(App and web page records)
Content starts

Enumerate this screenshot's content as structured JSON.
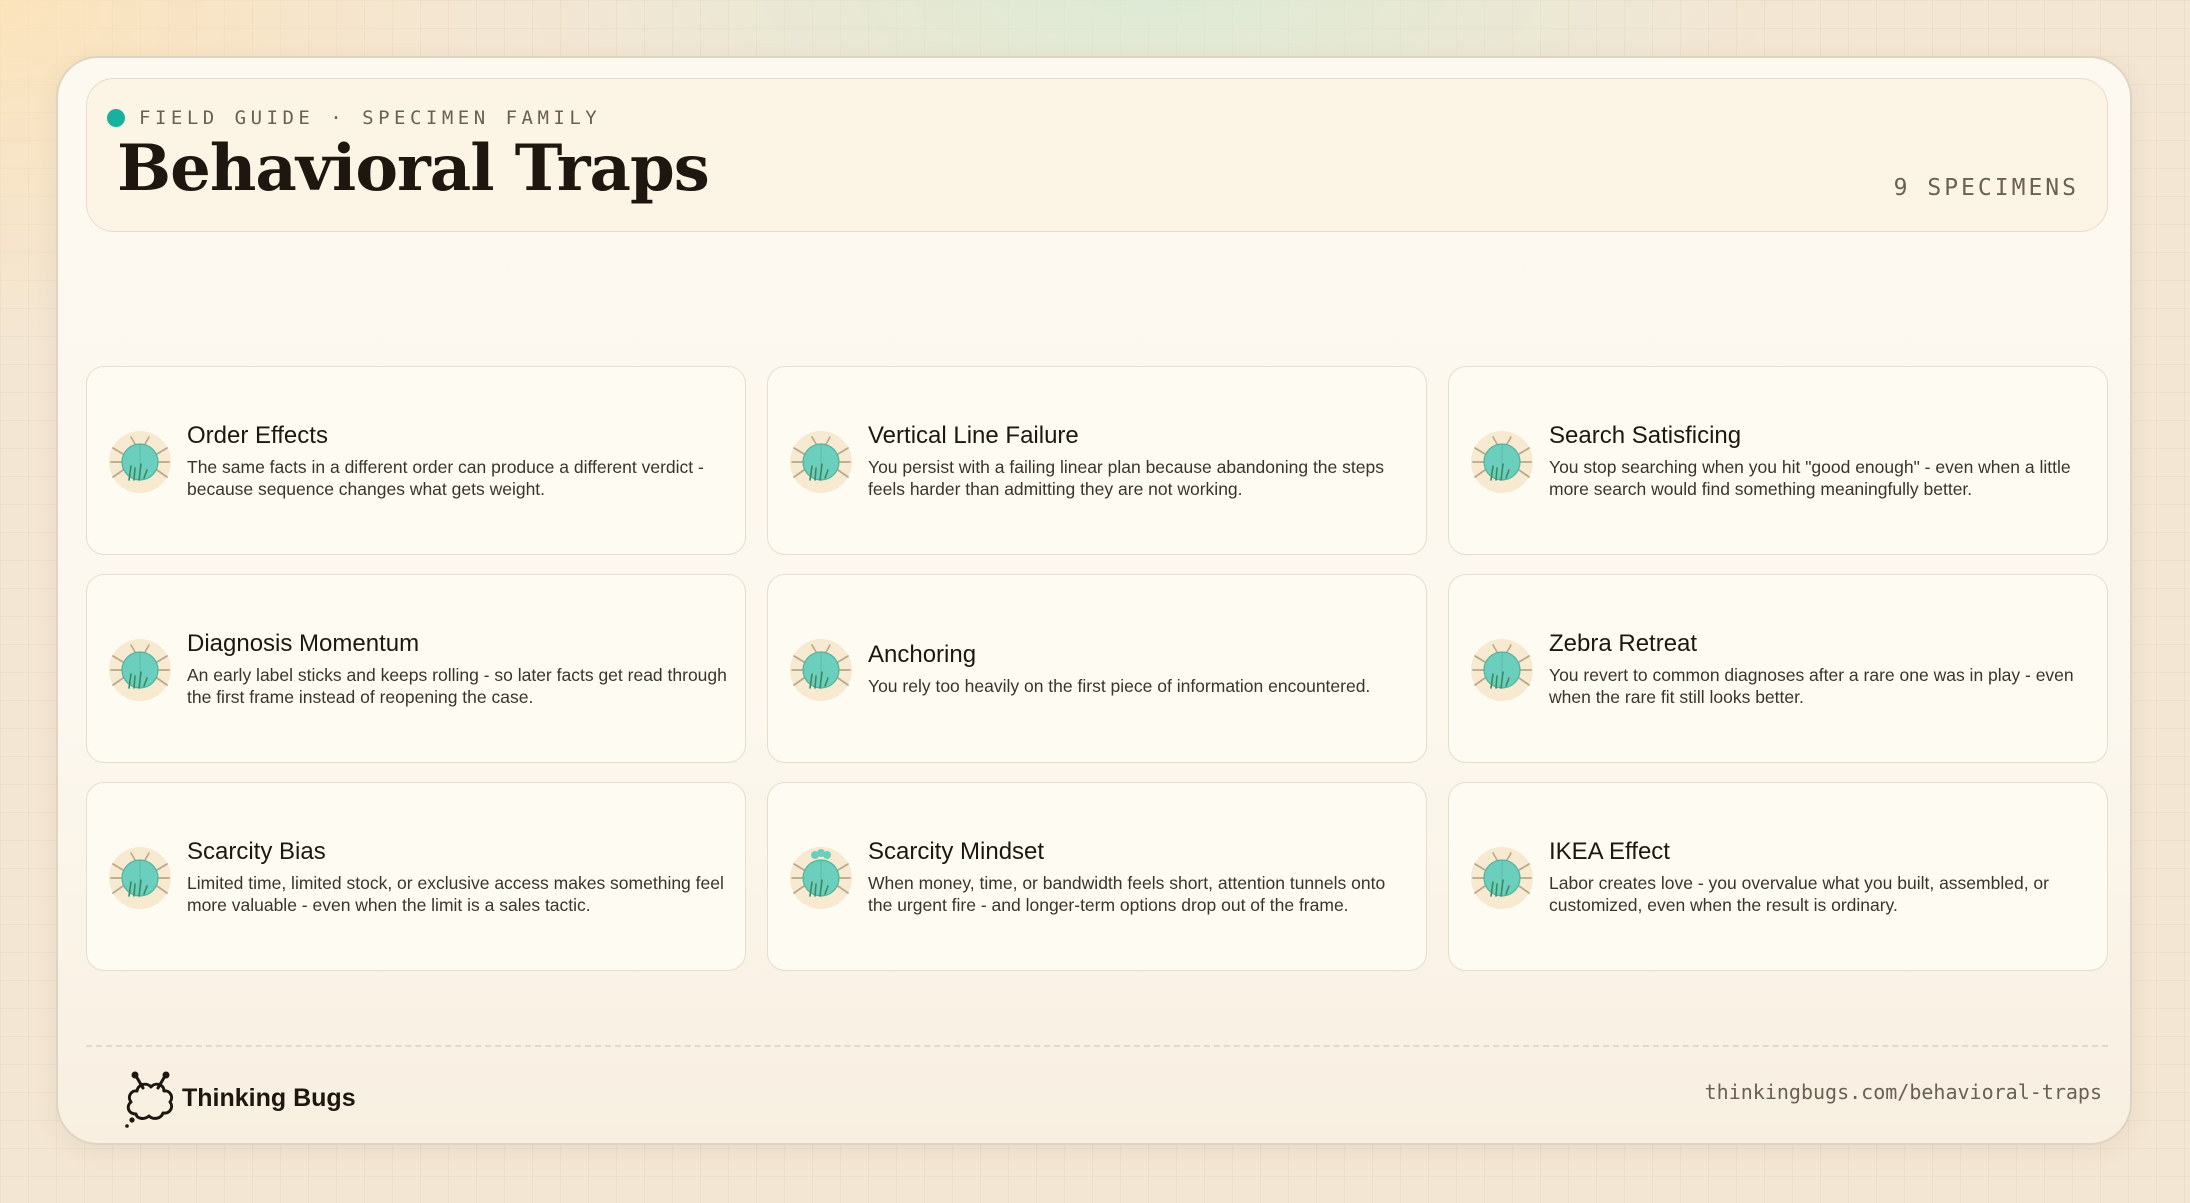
{
  "header": {
    "eyebrow": "FIELD GUIDE · SPECIMEN FAMILY",
    "title": "Behavioral Traps",
    "count": "9 SPECIMENS"
  },
  "specimens": [
    {
      "title": "Order Effects",
      "description": "The same facts in a different order can produce a different verdict - because sequence changes what gets weight.",
      "icon": "bug-icon"
    },
    {
      "title": "Vertical Line Failure",
      "description": "You persist with a failing linear plan because abandoning the steps feels harder than admitting they are not working.",
      "icon": "bug-icon"
    },
    {
      "title": "Search Satisficing",
      "description": "You stop searching when you hit \"good enough\" - even when a little more search would find something meaningfully better.",
      "icon": "bug-icon"
    },
    {
      "title": "Diagnosis Momentum",
      "description": "An early label sticks and keeps rolling - so later facts get read through the first frame instead of reopening the case.",
      "icon": "bug-icon"
    },
    {
      "title": "Anchoring",
      "description": "You rely too heavily on the first piece of information encountered.",
      "icon": "bug-icon"
    },
    {
      "title": "Zebra Retreat",
      "description": "You revert to common diagnoses after a rare one was in play - even when the rare fit still looks better.",
      "icon": "bug-icon"
    },
    {
      "title": "Scarcity Bias",
      "description": "Limited time, limited stock, or exclusive access makes something feel more valuable - even when the limit is a sales tactic.",
      "icon": "bug-icon"
    },
    {
      "title": "Scarcity Mindset",
      "description": "When money, time, or bandwidth feels short, attention tunnels onto the urgent fire - and longer-term options drop out of the frame.",
      "icon": "bug-icon"
    },
    {
      "title": "IKEA Effect",
      "description": "Labor creates love - you overvalue what you built, assembled, or customized, even when the result is ordinary.",
      "icon": "bug-icon"
    }
  ],
  "footer": {
    "brand": "Thinking Bugs",
    "brand_icon": "thinking-bug-logo-icon",
    "url": "thinkingbugs.com/behavioral-traps"
  },
  "colors": {
    "accent": "#19b09d",
    "bug_body": "#6ccfbd",
    "bug_halo": "#f6e4c6",
    "bug_legs": "#b9a98c",
    "bug_grass": "#3d8a5e"
  }
}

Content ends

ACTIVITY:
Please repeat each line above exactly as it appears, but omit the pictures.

OUTPUT OF THE TASK:
Enumerate this screenshot's content as structured JSON.
{
  "header": {
    "eyebrow": "FIELD GUIDE · SPECIMEN FAMILY",
    "title": "Behavioral Traps",
    "count": "9 SPECIMENS"
  },
  "specimens": [
    {
      "title": "Order Effects",
      "description": "The same facts in a different order can produce a different verdict - because sequence changes what gets weight.",
      "icon": "bug-icon"
    },
    {
      "title": "Vertical Line Failure",
      "description": "You persist with a failing linear plan because abandoning the steps feels harder than admitting they are not working.",
      "icon": "bug-icon"
    },
    {
      "title": "Search Satisficing",
      "description": "You stop searching when you hit \"good enough\" - even when a little more search would find something meaningfully better.",
      "icon": "bug-icon"
    },
    {
      "title": "Diagnosis Momentum",
      "description": "An early label sticks and keeps rolling - so later facts get read through the first frame instead of reopening the case.",
      "icon": "bug-icon"
    },
    {
      "title": "Anchoring",
      "description": "You rely too heavily on the first piece of information encountered.",
      "icon": "bug-icon"
    },
    {
      "title": "Zebra Retreat",
      "description": "You revert to common diagnoses after a rare one was in play - even when the rare fit still looks better.",
      "icon": "bug-icon"
    },
    {
      "title": "Scarcity Bias",
      "description": "Limited time, limited stock, or exclusive access makes something feel more valuable - even when the limit is a sales tactic.",
      "icon": "bug-icon"
    },
    {
      "title": "Scarcity Mindset",
      "description": "When money, time, or bandwidth feels short, attention tunnels onto the urgent fire - and longer-term options drop out of the frame.",
      "icon": "bug-icon"
    },
    {
      "title": "IKEA Effect",
      "description": "Labor creates love - you overvalue what you built, assembled, or customized, even when the result is ordinary.",
      "icon": "bug-icon"
    }
  ],
  "footer": {
    "brand": "Thinking Bugs",
    "brand_icon": "thinking-bug-logo-icon",
    "url": "thinkingbugs.com/behavioral-traps"
  },
  "colors": {
    "accent": "#19b09d",
    "bug_body": "#6ccfbd",
    "bug_halo": "#f6e4c6",
    "bug_legs": "#b9a98c",
    "bug_grass": "#3d8a5e"
  }
}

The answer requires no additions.